The four colors featured in the Seminole flag represent the four cardinal directions, and the tribal seal shows an open fire inside a chickee, the Seminole's traditional homestead. The image inside the seal represents the tribal council.
The Seminole flag was designed by Chief Jim Billie, replacing an earlier flag that was adopted at the signing of the Seminole constitution in 1957. Some interpretations of the flag's coloring see the stripes of color as representing four different human races: Europeans as being represented by the white stripe, Africans by the black strip, Asians by the yellow stripe and the Seminole by the red one.
The chickee home shown on the flag is built out of palmetto stilts and planted on a raised floor. The structure has no walls and shows a fire as well as six red dashes representing the members of the tribal council. The flag's design is similar to that of the neighboring Miccosukee tribe, taking the color scheme as well as a similar tribal seal.
The Seminole are one of the only sovereign Native American nations that fly its own flag next to the flag of the surrounding state.
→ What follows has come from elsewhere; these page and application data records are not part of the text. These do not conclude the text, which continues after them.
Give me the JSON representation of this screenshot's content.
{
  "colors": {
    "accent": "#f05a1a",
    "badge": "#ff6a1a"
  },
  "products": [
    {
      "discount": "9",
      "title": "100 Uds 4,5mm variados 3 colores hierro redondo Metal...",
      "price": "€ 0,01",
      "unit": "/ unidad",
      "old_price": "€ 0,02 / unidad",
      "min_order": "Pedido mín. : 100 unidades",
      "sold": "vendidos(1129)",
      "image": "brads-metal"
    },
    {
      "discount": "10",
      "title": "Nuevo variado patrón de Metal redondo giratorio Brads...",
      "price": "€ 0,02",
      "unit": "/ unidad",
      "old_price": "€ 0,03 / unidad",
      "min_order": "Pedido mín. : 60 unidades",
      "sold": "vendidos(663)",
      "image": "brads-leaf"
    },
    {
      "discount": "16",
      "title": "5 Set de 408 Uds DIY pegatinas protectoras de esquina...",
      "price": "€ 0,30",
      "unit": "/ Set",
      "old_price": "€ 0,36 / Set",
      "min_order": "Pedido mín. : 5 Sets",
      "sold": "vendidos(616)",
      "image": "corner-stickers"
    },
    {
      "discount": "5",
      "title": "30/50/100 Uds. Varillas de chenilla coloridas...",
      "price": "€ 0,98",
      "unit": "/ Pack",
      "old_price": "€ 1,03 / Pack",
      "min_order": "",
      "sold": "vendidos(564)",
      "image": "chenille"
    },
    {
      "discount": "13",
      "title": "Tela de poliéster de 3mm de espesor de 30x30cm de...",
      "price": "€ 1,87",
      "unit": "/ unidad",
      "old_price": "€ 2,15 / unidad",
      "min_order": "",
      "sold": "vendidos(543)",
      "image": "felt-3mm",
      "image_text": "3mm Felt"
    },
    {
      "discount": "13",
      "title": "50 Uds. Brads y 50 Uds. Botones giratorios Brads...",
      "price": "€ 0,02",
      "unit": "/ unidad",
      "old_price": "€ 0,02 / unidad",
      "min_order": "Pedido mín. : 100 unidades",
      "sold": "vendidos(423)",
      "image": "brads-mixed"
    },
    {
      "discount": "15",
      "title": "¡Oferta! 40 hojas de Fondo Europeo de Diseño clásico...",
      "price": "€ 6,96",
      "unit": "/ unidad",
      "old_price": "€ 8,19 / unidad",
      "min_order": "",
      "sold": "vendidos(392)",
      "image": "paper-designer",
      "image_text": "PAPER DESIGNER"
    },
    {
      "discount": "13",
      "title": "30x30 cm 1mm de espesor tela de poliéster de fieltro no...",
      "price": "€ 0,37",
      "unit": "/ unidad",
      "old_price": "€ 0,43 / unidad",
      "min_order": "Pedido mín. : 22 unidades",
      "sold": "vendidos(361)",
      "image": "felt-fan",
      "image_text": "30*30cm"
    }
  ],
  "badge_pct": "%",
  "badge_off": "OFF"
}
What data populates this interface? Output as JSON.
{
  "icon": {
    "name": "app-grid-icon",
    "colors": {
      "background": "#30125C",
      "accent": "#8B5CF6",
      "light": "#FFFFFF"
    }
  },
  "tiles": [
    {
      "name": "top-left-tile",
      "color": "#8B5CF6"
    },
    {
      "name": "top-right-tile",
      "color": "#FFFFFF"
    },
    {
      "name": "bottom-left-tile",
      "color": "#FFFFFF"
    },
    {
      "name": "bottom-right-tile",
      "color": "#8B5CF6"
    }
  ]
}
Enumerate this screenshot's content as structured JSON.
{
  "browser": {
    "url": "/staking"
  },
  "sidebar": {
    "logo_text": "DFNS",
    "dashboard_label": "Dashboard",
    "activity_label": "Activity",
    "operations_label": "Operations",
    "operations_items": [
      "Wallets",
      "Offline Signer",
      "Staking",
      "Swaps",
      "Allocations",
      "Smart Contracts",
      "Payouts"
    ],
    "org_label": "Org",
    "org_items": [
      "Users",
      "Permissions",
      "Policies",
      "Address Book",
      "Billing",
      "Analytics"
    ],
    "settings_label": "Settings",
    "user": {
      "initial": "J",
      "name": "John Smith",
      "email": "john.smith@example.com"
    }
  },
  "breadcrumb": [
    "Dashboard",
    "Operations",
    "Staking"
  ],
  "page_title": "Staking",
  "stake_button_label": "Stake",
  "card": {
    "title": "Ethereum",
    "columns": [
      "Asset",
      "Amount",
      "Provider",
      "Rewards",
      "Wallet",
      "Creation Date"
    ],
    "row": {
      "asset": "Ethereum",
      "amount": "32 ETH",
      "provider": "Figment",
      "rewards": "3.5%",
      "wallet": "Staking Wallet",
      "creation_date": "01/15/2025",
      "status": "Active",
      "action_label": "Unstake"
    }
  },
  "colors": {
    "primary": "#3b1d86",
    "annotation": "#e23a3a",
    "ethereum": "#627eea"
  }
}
The tribe's capitol headquarters flies a U.S. flag, a Seminole flag and the flag of the state of Florida.